Overall, the article is an analysis-based review of the observed process of the implementation of clinical governance practices in the UK. It accumulates critically important information on the importance of aligning commissioning practices with the ideas of clinical governance aimed at improved patient care, as outlined in the reform. Most importantly, the author concludes that a self-monitoring culture within the healthcare system should remerge in order to ensure the functionality of commissioning and proper clinical governance. However, the author is very implicit concerning the solution to the problem. Also, the article lacks factual, evidence-based support emphasizing the problems to which the author refers.
The article by Spigelman and Rendalls (2015) presents the results of a non-systematic literature review of the publications related to clinical governance in Australia. The authors integrate the findings from various literature sources to enlist all the issues and characteristic features related to the current state of clinical governance in the country. Thus, the article is aimed at generalizing the scope of issues characterizing Australian clinical governance to ensure informed decisions for further development by means of eliminating the difficulties.
The authors present a broad overview of the manifestations of clinical governance across different territories and types of care. A particular strength of the conducted research is the inclusion of the interviews with key stakeholders who provide accurate first-hand information on the real problems. Given the complexity of the healthcare jurisdiction system and the complexity of Australian demographics and geography, the implementation of clinical governance is challenging. Such an imbalance in jurisdictions’ responsibilities and distribution of responsibilities for care provision induces financial imbalance and higher cost of health care services (Spigelman & Rendalls, 2015). The array of identified problematic issues includes demographic and geographic variations that cause fragmentation in healthcare delivery, as well as management and the overall quality of care.
In summation, the article is strong research that provides a validated and well-articulated list of current issues that Australian clinical governance faces.

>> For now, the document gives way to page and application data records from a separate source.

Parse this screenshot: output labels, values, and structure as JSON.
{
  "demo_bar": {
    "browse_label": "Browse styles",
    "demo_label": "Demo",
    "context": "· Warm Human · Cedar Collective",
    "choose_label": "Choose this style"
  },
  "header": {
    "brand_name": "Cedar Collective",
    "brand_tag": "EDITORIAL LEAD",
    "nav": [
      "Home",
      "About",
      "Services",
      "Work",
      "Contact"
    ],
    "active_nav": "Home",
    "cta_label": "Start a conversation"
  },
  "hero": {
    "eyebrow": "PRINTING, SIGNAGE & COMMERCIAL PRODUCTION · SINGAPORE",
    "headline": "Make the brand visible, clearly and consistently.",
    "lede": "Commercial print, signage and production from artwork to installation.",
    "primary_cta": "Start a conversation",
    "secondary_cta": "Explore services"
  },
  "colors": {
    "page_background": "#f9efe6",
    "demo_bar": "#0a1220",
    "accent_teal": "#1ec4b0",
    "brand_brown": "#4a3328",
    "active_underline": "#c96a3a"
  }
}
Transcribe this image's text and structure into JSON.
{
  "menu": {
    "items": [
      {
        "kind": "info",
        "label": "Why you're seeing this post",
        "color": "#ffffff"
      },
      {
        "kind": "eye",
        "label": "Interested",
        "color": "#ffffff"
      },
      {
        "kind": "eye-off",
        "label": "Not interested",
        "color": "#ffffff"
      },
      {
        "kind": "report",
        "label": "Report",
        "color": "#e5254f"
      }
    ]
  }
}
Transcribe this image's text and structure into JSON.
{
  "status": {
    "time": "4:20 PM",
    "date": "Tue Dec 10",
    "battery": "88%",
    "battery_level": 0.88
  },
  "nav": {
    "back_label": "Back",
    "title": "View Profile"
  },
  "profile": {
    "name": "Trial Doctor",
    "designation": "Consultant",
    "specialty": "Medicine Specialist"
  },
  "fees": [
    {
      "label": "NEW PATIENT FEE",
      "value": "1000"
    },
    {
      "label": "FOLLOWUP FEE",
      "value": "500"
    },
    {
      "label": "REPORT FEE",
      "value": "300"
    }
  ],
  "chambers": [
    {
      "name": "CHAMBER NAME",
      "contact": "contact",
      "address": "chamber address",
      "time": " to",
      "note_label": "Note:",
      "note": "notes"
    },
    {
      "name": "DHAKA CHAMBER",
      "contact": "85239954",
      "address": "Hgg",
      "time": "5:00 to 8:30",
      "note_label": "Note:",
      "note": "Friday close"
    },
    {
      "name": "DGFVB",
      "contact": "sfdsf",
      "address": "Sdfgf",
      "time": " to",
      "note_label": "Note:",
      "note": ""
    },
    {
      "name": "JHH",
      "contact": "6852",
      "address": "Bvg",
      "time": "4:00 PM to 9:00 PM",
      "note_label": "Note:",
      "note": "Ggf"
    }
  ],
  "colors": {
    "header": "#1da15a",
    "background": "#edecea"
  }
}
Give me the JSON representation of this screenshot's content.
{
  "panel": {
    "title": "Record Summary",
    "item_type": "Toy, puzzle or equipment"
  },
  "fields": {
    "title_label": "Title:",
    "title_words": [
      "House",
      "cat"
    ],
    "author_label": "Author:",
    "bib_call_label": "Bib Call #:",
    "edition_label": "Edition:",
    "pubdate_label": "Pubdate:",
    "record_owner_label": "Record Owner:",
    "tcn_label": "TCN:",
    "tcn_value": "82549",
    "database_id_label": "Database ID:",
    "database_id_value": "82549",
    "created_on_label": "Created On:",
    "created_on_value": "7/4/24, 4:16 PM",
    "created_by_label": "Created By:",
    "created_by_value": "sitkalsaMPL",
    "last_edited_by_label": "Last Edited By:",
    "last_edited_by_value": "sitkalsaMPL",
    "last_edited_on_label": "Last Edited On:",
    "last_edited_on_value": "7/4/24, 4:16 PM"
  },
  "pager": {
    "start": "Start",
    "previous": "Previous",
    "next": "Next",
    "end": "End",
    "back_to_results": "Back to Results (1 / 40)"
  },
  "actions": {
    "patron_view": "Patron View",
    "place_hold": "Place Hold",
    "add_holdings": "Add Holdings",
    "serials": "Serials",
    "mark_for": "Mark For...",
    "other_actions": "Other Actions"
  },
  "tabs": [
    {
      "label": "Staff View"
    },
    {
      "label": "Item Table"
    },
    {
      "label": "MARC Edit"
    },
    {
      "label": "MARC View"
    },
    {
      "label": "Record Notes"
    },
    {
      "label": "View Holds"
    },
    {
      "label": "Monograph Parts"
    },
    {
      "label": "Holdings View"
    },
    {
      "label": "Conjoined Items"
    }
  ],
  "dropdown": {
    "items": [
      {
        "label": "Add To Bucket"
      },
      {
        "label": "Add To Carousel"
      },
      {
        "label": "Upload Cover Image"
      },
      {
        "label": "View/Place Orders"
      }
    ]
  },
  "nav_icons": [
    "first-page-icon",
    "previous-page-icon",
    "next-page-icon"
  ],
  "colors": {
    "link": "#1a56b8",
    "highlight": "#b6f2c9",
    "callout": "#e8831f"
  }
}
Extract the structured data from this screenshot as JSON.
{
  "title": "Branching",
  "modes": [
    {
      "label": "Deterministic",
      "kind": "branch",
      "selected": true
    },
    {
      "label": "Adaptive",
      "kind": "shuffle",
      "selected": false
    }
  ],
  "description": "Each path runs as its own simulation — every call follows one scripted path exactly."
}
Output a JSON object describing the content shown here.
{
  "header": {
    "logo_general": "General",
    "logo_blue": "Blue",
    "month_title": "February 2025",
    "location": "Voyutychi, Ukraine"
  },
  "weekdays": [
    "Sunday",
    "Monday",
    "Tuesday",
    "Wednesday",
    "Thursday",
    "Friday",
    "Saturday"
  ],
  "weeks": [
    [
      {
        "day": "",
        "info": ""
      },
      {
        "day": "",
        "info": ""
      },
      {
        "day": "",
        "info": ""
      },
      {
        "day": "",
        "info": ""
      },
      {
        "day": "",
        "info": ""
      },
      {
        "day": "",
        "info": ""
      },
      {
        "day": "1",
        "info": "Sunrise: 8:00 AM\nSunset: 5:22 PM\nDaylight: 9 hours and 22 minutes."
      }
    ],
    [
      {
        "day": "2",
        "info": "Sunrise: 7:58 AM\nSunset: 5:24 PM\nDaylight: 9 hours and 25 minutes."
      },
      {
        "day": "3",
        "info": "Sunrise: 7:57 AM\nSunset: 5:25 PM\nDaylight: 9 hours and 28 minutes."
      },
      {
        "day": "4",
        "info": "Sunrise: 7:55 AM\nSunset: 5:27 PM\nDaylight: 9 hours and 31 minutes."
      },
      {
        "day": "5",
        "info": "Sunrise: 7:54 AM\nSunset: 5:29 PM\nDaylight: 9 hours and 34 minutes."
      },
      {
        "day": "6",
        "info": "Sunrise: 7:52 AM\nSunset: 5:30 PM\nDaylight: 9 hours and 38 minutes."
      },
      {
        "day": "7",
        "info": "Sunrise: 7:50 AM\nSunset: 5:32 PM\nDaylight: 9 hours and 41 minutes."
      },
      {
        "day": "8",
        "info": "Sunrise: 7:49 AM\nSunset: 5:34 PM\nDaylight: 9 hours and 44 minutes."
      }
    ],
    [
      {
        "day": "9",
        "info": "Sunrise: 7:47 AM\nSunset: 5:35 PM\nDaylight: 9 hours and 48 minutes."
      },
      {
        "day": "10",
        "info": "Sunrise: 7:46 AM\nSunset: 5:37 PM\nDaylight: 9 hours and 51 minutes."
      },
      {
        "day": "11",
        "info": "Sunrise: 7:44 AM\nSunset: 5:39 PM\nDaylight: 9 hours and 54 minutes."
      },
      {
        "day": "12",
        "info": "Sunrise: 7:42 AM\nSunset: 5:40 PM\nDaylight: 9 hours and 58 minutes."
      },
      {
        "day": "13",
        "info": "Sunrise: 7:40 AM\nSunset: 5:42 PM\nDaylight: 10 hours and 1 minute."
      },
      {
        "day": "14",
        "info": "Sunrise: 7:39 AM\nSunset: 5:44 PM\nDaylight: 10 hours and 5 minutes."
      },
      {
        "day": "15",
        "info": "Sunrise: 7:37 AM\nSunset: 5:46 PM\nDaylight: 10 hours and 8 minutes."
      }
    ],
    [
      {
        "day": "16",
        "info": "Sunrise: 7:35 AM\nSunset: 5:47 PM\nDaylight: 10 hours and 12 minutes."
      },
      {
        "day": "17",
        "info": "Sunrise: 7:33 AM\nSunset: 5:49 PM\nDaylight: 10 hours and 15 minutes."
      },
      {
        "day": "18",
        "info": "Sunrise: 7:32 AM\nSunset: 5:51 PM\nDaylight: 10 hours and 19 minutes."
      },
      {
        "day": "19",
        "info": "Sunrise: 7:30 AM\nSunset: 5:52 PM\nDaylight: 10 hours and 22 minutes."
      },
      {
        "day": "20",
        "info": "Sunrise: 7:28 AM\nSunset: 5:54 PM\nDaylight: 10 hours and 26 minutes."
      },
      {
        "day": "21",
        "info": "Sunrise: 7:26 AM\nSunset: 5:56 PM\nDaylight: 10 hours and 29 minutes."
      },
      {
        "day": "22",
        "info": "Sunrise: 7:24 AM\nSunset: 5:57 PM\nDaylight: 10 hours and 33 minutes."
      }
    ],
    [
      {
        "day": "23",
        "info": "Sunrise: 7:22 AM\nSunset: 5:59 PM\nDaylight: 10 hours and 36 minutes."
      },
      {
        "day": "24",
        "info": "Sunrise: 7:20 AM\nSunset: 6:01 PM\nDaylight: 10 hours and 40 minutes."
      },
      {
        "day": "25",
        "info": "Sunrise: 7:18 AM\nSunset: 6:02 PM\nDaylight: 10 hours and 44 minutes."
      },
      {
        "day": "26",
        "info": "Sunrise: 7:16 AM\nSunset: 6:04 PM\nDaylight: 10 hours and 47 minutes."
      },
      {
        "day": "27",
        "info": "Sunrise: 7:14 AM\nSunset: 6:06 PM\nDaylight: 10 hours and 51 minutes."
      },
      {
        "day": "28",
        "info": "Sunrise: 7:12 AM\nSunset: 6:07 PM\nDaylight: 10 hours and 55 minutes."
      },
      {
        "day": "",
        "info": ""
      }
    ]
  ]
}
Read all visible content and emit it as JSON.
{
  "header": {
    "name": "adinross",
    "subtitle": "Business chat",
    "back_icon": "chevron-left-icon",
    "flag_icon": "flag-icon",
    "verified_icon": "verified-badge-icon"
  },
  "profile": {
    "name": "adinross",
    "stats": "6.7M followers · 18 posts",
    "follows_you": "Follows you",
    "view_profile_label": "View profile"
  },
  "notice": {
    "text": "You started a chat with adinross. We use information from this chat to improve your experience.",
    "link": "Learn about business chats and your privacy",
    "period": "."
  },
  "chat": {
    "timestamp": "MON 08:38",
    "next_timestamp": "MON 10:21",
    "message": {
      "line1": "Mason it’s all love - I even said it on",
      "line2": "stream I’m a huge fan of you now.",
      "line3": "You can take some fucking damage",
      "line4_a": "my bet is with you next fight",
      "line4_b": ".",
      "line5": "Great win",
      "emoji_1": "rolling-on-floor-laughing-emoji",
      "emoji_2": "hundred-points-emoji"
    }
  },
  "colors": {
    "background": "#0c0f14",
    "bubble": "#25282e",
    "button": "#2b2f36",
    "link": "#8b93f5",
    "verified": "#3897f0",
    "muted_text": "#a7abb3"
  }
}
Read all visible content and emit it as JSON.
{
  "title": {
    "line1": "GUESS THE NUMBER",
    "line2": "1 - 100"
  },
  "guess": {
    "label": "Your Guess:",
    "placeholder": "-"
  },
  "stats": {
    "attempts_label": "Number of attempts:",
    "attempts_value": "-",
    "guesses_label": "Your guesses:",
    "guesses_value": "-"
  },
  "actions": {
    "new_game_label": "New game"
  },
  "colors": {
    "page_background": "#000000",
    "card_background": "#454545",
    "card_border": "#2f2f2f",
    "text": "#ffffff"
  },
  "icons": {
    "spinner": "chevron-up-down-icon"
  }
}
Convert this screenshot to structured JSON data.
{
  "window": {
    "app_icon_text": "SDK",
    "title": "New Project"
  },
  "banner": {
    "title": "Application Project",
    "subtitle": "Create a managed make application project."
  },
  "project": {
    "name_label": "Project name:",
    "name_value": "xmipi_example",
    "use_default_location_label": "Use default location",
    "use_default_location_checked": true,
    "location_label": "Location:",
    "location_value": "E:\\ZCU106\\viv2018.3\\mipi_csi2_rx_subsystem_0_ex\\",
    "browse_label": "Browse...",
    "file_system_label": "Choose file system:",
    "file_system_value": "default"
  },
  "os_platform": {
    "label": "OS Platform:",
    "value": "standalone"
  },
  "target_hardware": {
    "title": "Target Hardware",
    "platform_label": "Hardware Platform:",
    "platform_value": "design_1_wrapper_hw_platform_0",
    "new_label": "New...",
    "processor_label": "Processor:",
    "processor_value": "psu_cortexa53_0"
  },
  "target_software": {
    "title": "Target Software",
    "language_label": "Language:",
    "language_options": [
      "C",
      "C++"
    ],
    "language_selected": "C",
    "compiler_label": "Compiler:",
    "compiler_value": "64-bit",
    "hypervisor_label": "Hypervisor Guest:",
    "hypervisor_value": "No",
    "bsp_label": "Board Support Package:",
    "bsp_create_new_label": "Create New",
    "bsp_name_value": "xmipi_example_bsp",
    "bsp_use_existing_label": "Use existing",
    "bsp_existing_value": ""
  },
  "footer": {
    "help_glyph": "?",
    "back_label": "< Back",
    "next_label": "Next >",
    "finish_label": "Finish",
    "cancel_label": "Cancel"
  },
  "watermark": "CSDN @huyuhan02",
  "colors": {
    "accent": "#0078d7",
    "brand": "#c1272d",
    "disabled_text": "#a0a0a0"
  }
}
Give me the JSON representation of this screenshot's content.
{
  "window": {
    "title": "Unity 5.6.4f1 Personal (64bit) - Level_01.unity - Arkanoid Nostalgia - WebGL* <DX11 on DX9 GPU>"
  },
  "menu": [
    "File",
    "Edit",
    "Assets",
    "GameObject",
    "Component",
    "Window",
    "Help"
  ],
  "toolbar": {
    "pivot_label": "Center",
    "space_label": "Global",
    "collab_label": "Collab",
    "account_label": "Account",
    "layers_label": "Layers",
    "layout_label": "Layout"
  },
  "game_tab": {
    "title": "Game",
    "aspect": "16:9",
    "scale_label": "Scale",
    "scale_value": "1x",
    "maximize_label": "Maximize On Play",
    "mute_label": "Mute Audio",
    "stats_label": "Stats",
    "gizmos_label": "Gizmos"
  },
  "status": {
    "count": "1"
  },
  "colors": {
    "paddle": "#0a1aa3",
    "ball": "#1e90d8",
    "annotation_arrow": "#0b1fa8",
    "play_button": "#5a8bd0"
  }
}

However, despite the overview of the problematic issues, the guidance for improvement is very theoretical. Indeed, the suggestion for improvement of the functionality of clinical governance is articulated in the form of recommendations for the direction of improvement without practical solutions. Nonetheless, the work done by the researchers is a valuable basis for further search for the solution and development of practical steps toward the improvement of clinical governance.
Colin‐Thome, D. (2013). Development opportunities in the “new” NHS for personal, population and system care. Clinical Governance: An International Journal, 18(2), 6–17.
Spigelman, A. D., & Rendalls, S. (2015). Clinical governance in Australia. Clinical Governance: An International Journal, 20(2), 56–73.